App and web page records
----------------------------------------

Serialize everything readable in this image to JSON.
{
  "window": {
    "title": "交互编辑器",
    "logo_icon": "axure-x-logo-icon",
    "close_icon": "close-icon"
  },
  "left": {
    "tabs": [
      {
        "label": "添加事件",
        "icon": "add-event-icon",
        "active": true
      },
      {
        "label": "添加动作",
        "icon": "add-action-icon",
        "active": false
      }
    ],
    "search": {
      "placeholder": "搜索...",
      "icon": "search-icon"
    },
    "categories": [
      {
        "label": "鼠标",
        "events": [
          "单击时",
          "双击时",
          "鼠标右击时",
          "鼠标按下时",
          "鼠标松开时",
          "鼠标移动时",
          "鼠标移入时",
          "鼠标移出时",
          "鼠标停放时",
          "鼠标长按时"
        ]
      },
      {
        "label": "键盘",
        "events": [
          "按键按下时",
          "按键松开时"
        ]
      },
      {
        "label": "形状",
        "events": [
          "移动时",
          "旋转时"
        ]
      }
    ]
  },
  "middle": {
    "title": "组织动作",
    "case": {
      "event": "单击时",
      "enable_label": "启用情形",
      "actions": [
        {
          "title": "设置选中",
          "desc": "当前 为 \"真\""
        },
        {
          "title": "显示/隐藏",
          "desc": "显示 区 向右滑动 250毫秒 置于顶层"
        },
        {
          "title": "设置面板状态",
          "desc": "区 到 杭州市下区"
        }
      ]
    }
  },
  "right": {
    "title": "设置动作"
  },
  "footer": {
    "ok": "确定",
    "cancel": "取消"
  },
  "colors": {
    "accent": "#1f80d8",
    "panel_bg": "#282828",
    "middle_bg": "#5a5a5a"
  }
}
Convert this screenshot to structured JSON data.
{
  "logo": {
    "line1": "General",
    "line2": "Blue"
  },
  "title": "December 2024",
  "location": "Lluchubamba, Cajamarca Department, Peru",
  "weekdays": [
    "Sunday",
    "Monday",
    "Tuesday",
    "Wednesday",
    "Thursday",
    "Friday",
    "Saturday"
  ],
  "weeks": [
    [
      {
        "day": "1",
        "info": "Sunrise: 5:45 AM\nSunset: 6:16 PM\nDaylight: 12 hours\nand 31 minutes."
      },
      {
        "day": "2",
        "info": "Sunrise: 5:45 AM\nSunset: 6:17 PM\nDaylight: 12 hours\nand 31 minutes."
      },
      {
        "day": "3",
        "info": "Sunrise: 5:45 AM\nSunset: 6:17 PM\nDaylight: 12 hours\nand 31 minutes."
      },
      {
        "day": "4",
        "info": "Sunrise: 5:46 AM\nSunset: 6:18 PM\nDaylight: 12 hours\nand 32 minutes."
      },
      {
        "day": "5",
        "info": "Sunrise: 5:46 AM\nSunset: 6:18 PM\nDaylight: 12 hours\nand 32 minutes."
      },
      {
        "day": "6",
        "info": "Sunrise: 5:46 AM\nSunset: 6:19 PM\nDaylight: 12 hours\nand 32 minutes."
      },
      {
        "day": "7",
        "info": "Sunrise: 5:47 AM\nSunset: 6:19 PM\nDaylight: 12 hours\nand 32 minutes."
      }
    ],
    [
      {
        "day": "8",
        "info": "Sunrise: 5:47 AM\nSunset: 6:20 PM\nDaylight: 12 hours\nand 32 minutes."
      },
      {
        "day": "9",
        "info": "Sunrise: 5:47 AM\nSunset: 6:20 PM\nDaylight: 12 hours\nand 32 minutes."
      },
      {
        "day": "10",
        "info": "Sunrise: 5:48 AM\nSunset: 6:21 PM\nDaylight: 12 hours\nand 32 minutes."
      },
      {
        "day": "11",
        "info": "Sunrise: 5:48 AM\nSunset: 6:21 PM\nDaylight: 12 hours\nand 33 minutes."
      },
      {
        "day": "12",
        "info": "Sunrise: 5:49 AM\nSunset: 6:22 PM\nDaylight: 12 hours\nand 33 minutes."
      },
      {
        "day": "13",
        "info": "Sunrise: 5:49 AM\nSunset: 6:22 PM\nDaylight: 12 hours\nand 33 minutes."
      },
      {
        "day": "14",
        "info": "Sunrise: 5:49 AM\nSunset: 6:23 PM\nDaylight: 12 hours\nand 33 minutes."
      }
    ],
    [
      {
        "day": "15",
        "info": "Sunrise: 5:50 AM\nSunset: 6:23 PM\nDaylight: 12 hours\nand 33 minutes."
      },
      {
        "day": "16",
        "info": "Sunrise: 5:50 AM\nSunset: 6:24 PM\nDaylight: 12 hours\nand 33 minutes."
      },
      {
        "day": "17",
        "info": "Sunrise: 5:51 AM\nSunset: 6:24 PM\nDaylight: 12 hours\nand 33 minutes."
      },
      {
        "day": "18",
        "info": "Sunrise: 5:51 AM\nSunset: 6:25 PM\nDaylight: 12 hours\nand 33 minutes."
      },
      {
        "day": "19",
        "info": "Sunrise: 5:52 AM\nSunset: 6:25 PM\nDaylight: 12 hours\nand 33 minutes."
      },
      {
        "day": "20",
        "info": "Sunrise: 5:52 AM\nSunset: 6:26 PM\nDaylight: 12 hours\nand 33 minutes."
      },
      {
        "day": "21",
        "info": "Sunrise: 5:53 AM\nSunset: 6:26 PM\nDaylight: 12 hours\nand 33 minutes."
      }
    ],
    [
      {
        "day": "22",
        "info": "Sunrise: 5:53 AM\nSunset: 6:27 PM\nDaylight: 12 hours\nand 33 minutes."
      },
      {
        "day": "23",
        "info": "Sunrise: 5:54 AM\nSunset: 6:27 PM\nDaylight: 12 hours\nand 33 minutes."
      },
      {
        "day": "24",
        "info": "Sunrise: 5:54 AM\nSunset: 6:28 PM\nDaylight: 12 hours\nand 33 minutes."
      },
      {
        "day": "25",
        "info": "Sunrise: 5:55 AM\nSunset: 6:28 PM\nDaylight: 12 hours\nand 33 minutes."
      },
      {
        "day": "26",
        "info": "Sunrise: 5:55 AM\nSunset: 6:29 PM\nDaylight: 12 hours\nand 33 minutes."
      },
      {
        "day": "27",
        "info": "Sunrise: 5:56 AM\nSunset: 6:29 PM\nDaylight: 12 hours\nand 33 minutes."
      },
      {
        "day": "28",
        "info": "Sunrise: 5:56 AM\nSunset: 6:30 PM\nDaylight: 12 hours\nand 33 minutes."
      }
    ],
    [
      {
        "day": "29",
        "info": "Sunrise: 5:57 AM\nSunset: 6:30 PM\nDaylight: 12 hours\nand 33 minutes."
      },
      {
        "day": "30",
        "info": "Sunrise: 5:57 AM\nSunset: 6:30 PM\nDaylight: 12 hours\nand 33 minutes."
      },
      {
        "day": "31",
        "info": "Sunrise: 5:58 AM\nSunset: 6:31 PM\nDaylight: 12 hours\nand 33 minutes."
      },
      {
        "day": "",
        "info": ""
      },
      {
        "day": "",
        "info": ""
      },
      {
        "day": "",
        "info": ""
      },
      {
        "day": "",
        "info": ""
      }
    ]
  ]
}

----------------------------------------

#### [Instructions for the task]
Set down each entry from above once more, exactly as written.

#### [Answer for this exercise]
Serialize everything readable in this image to JSON.
{
  "window": {
    "title": "交互编辑器",
    "logo_icon": "axure-x-logo-icon",
    "close_icon": "close-icon"
  },
  "left": {
    "tabs": [
      {
        "label": "添加事件",
        "icon": "add-event-icon",
        "active": true
      },
      {
        "label": "添加动作",
        "icon": "add-action-icon",
        "active": false
      }
    ],
    "search": {
      "placeholder": "搜索...",
      "icon": "search-icon"
    },
    "categories": [
      {
        "label": "鼠标",
        "events": [
          "单击时",
          "双击时",
          "鼠标右击时",
          "鼠标按下时",
          "鼠标松开时",
          "鼠标移动时",
          "鼠标移入时",
          "鼠标移出时",
          "鼠标停放时",
          "鼠标长按时"
        ]
      },
      {
        "label": "键盘",
        "events": [
          "按键按下时",
          "按键松开时"
        ]
      },
      {
        "label": "形状",
        "events": [
          "移动时",
          "旋转时"
        ]
      }
    ]
  },
  "middle": {
    "title": "组织动作",
    "case": {
      "event": "单击时",
      "enable_label": "启用情形",
      "actions": [
        {
          "title": "设置选中",
          "desc": "当前 为 \"真\""
        },
        {
          "title": "显示/隐藏",
          "desc": "显示 区 向右滑动 250毫秒 置于顶层"
        },
        {
          "title": "设置面板状态",
          "desc": "区 到 杭州市下区"
        }
      ]
    }
  },
  "right": {
    "title": "设置动作"
  },
  "footer": {
    "ok": "确定",
    "cancel": "取消"
  },
  "colors": {
    "accent": "#1f80d8",
    "panel_bg": "#282828",
    "middle_bg": "#5a5a5a"
  }
}
Convert this screenshot to structured JSON data.
{
  "logo": {
    "line1": "General",
    "line2": "Blue"
  },
  "title": "December 2024",
  "location": "Lluchubamba, Cajamarca Department, Peru",
  "weekdays": [
    "Sunday",
    "Monday",
    "Tuesday",
    "Wednesday",
    "Thursday",
    "Friday",
    "Saturday"
  ],
  "weeks": [
    [
      {
        "day": "1",
        "info": "Sunrise: 5:45 AM\nSunset: 6:16 PM\nDaylight: 12 hours\nand 31 minutes."
      },
      {
        "day": "2",
        "info": "Sunrise: 5:45 AM\nSunset: 6:17 PM\nDaylight: 12 hours\nand 31 minutes."
      },
      {
        "day": "3",
        "info": "Sunrise: 5:45 AM\nSunset: 6:17 PM\nDaylight: 12 hours\nand 31 minutes."
      },
      {
        "day": "4",
        "info": "Sunrise: 5:46 AM\nSunset: 6:18 PM\nDaylight: 12 hours\nand 32 minutes."
      },
      {
        "day": "5",
        "info": "Sunrise: 5:46 AM\nSunset: 6:18 PM\nDaylight: 12 hours\nand 32 minutes."
      },
      {
        "day": "6",
        "info": "Sunrise: 5:46 AM\nSunset: 6:19 PM\nDaylight: 12 hours\nand 32 minutes."
      },
      {
        "day": "7",
        "info": "Sunrise: 5:47 AM\nSunset: 6:19 PM\nDaylight: 12 hours\nand 32 minutes."
      }
    ],
    [
      {
        "day": "8",
        "info": "Sunrise: 5:47 AM\nSunset: 6:20 PM\nDaylight: 12 hours\nand 32 minutes."
      },
      {
        "day": "9",
        "info": "Sunrise: 5:47 AM\nSunset: 6:20 PM\nDaylight: 12 hours\nand 32 minutes."
      },
      {
        "day": "10",
        "info": "Sunrise: 5:48 AM\nSunset: 6:21 PM\nDaylight: 12 hours\nand 32 minutes."
      },
      {
        "day": "11",
        "info": "Sunrise: 5:48 AM\nSunset: 6:21 PM\nDaylight: 12 hours\nand 33 minutes."
      },
      {
        "day": "12",
        "info": "Sunrise: 5:49 AM\nSunset: 6:22 PM\nDaylight: 12 hours\nand 33 minutes."
      },
      {
        "day": "13",
        "info": "Sunrise: 5:49 AM\nSunset: 6:22 PM\nDaylight: 12 hours\nand 33 minutes."
      },
      {
        "day": "14",
        "info": "Sunrise: 5:49 AM\nSunset: 6:23 PM\nDaylight: 12 hours\nand 33 minutes."
      }
    ],
    [
      {
        "day": "15",
        "info": "Sunrise: 5:50 AM\nSunset: 6:23 PM\nDaylight: 12 hours\nand 33 minutes."
      },
      {
        "day": "16",
        "info": "Sunrise: 5:50 AM\nSunset: 6:24 PM\nDaylight: 12 hours\nand 33 minutes."
      },
      {
        "day": "17",
        "info": "Sunrise: 5:51 AM\nSunset: 6:24 PM\nDaylight: 12 hours\nand 33 minutes."
      },
      {
        "day": "18",
        "info": "Sunrise: 5:51 AM\nSunset: 6:25 PM\nDaylight: 12 hours\nand 33 minutes."
      },
      {
        "day": "19",
        "info": "Sunrise: 5:52 AM\nSunset: 6:25 PM\nDaylight: 12 hours\nand 33 minutes."
      },
      {
        "day": "20",
        "info": "Sunrise: 5:52 AM\nSunset: 6:26 PM\nDaylight: 12 hours\nand 33 minutes."
      },
      {
        "day": "21",
        "info": "Sunrise: 5:53 AM\nSunset: 6:26 PM\nDaylight: 12 hours\nand 33 minutes."
      }
    ],
    [
      {
        "day": "22",
        "info": "Sunrise: 5:53 AM\nSunset: 6:27 PM\nDaylight: 12 hours\nand 33 minutes."
      },
      {
        "day": "23",
        "info": "Sunrise: 5:54 AM\nSunset: 6:27 PM\nDaylight: 12 hours\nand 33 minutes."
      },
      {
        "day": "24",
        "info": "Sunrise: 5:54 AM\nSunset: 6:28 PM\nDaylight: 12 hours\nand 33 minutes."
      },
      {
        "day": "25",
        "info": "Sunrise: 5:55 AM\nSunset: 6:28 PM\nDaylight: 12 hours\nand 33 minutes."
      },
      {
        "day": "26",
        "info": "Sunrise: 5:55 AM\nSunset: 6:29 PM\nDaylight: 12 hours\nand 33 minutes."
      },
      {
        "day": "27",
        "info": "Sunrise: 5:56 AM\nSunset: 6:29 PM\nDaylight: 12 hours\nand 33 minutes."
      },
      {
        "day": "28",
        "info": "Sunrise: 5:56 AM\nSunset: 6:30 PM\nDaylight: 12 hours\nand 33 minutes."
      }
    ],
    [
      {
        "day": "29",
        "info": "Sunrise: 5:57 AM\nSunset: 6:30 PM\nDaylight: 12 hours\nand 33 minutes."
      },
      {
        "day": "30",
        "info": "Sunrise: 5:57 AM\nSunset: 6:30 PM\nDaylight: 12 hours\nand 33 minutes."
      },
      {
        "day": "31",
        "info": "Sunrise: 5:58 AM\nSunset: 6:31 PM\nDaylight: 12 hours\nand 33 minutes."
      },
      {
        "day": "",
        "info": ""
      },
      {
        "day": "",
        "info": ""
      },
      {
        "day": "",
        "info": ""
      },
      {
        "day": "",
        "info": ""
      }
    ]
  ]
}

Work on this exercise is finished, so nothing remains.